The first 2 discs are excellent audience recordings with the gain picking up and holding particularly after track 17, “Sing The Changes”. I took a preference to the audience source as compared with the soundboard recordings from disc 3, which I will revisit, because of the warmer and livelier sound from the audience source. The audience feed fades intermittently at various intervals but the fade outs are not sustained for any significant periods of time and did not detract from my overall listening experience. Disc 2, in particular, offers phenomenal fidelity.
The soundboard recordings offer more punch but do exhibit a rumbling sounding hum that appears to come from the mic that can be heard in quieter passages; acoustic feedback. Once again, I did not pick up on this inherent flaw until it dawned on me that there was something off after having endured sustained listening in quieter passages to it. I would actually recommend listening to disc 3 first all the way through track 12, “Here Today”, which runs in sequential order and then flip to disc 1 to finish off tracks 13 through 18.. I suggest this only because the gain is greater with the soundboard feed, hum notwithstanding. “Here Today” on the soundboard recordings is cut abruptly feeding into a partial 1:30 minute tremendously sounding “Sing The Changes” that also cuts out abruptly. Unfortunately, what we have here is quite an awkward and reckless way to end this soundboard recording.

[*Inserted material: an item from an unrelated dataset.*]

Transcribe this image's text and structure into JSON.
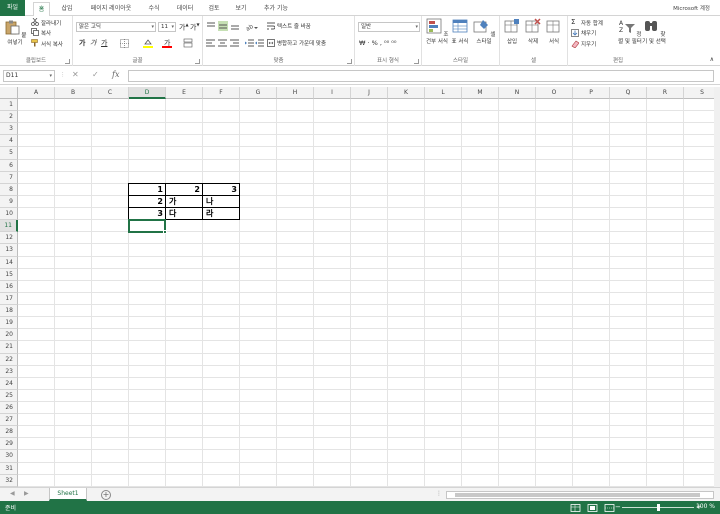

I had the pleasure of watching the first 12 or 13 tracks of Coachella streamed live at At&T Music. The crystal clear visual dimension coupled with the incredible sounding audio feed was astonishing to say the least. I was able to quickly ascertain that this was a special night before I learned of the dedication for Linda. McCartney and his fine band were spot on. PCCD-65/66/67 comes recommended without reservations for repeated listens.